Japan coach Hajime Moriyasu said criticism of his team at the Asian Cup was “a sign of respect” as they prepare to face Bahrain in the last 16 today.
Japan have struggled to live up to their billing as pre-tournament favourites in Qatar and went through as Group D runners-up after a shock defeat to Iraq. Moriyasu’s side beat Germany and Spain at the 2022 World Cup and went into the Asian Cup on the back of a run of nine straight wins in which they scored 39 goals.
The coach said he was glad they were being held to high standards as they gear up to face a Bahrain side that topped Group E ahead of South Korea. The winner will face Iran or Syria in the quarter-finals.
“It feels like a sign of respect when people say we have been struggling because they expect us to play well, so I’m happy to hear that,” said Moriyasu. “All of the teams at the Asian Cup have a lot of quality and we have had difficult games because they are getting better.”
Japan conceded at least one goal in all three of their group games, with inexperienced goalkeeper Zion Suzuki at fault on more than one occasion. Moriyasu said Japan would learn from their defensive mistakes but would have “no sense of uneasiness” as they begin the knockout stage.
Moriyasu’s side came into the tournament in a rich vein of form having won nine matches in a row – including defeating Germany 4-1 in Wolfsburg in September – scoring 39 goals in the process to build on their impressive performances at the FIFA World Cup Qatar 2022.
But, after the loss to Iraq and conceding five goals so far at the Asian Cup, doubts have been raised over their ability to sustain a challenge for a record-extending fifth continental crown. “We have to learn from our mistakes in the first three games but that doesn’t mean we have any worries about our defence for tomorrow’s match,” said Moriyasu. “Bahrain are a strong side so we have to be careful of their attacking play, but I’m confident my players will play up to 100 percent of their potential.
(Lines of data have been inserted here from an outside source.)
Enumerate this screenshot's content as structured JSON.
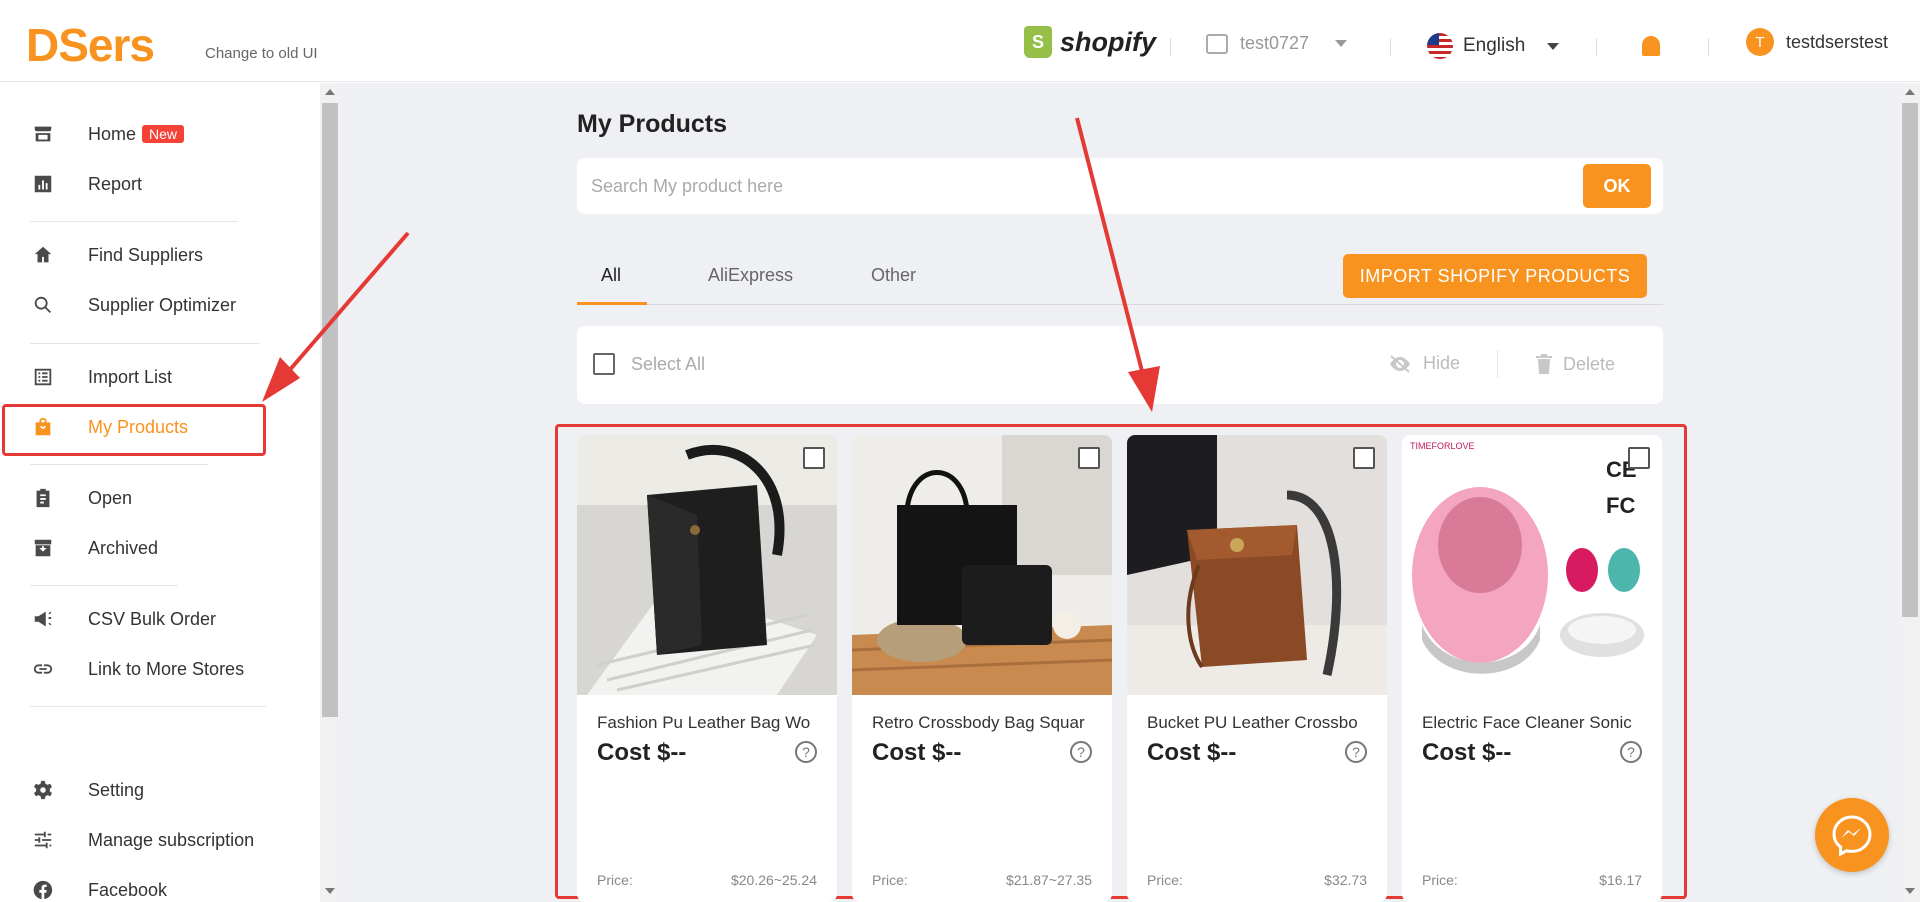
{
  "header": {
    "logo": "DSers",
    "old_ui_link": "Change to old UI",
    "platform": "shopify",
    "store_name": "test0727",
    "language": "English",
    "avatar_initial": "T",
    "username": "testdserstest"
  },
  "sidebar": {
    "items": [
      {
        "label": "Home",
        "icon": "store-icon",
        "badge": "New"
      },
      {
        "label": "Report",
        "icon": "chart-icon"
      },
      {
        "label": "Find Suppliers",
        "icon": "home-icon"
      },
      {
        "label": "Supplier Optimizer",
        "icon": "search-icon"
      },
      {
        "label": "Import List",
        "icon": "list-icon"
      },
      {
        "label": "My Products",
        "icon": "bag-icon",
        "active": true
      },
      {
        "label": "Open",
        "icon": "clipboard-icon"
      },
      {
        "label": "Archived",
        "icon": "archive-icon"
      },
      {
        "label": "CSV Bulk Order",
        "icon": "megaphone-icon"
      },
      {
        "label": "Link to More Stores",
        "icon": "link-icon"
      },
      {
        "label": "Setting",
        "icon": "gear-icon"
      },
      {
        "label": "Manage subscription",
        "icon": "sliders-icon"
      },
      {
        "label": "Facebook",
        "icon": "facebook-icon"
      }
    ]
  },
  "main": {
    "title": "My Products",
    "search_placeholder": "Search My product here",
    "ok_label": "OK",
    "tabs": [
      {
        "label": "All",
        "active": true
      },
      {
        "label": "AliExpress"
      },
      {
        "label": "Other"
      }
    ],
    "import_button": "IMPORT SHOPIFY PRODUCTS",
    "select_all": "Select All",
    "hide_label": "Hide",
    "delete_label": "Delete",
    "products": [
      {
        "title": "Fashion Pu Leather Bag Wo",
        "cost": "Cost $--",
        "price_label": "Price:",
        "price": "$20.26~25.24"
      },
      {
        "title": "Retro Crossbody Bag Squar",
        "cost": "Cost $--",
        "price_label": "Price:",
        "price": "$21.87~27.35"
      },
      {
        "title": "Bucket PU Leather Crossbo",
        "cost": "Cost $--",
        "price_label": "Price:",
        "price": "$32.73"
      },
      {
        "title": "Electric Face Cleaner Sonic",
        "cost": "Cost $--",
        "price_label": "Price:",
        "price": "$16.17"
      }
    ],
    "brand_mark": "TIMEFORLOVE",
    "cert_marks": [
      "CE",
      "FC"
    ]
  },
  "colors": {
    "accent": "#f7931e",
    "annotation": "#e53935",
    "shopify_green": "#95bf47"
  }
}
Bahrain are a very talented side. They have individual talents, but also they can work as a team, as a unit. They are strong as a team, they can not only counterattack but they have also talented players up front who can play good football.”
Bahrain lost their opening game, to South Korea, but qualified from their group in first place after beating Malaysia and Jordan. Coach Juan Antonio Pizzi said Japan being labelled favourites “could play into our hands” and vowed to exploit their weaknesses.
“It will be a very tough match but I have full confidence in my players and we are very optimistic that we can win,” said Pizzi, who lifted the Copa America with Chile in 2016. “Of course optimism and enthusiasm will help us compete and help us play every game as if it is a final.”
The return of Czech Republic-based striker Abdulla Yusuf against the Jordanians, after starting the first two games on the bench, bolstered Pizzi’s side and the Argentinian could look for the towering forward again to cause problems for Japan’s backline.
“Japan are a tough team with a lot of strengths but they have weaknesses that we need to exploit in order to be able to come out on top,” said Pizzi. “Hopefully we will be able to implement our philosophy. We learned a few lessons from the game against South Korea and before the tournament we also played Australia (losing 2-0). When you compete against big national teams this makes the team stronger collectively and individually. Unfortunately the results of these two matches were not up to our expectations but we still felt comfortable because the level was high and it reassured us that we can compete against anybody.”
Bahrain coach Juan Antonio Pizzi has vowed to exploit Japan’s weaknesses.
Japan coach Hajime Moriyasu speaks during a press conference in Doha on Tuesday.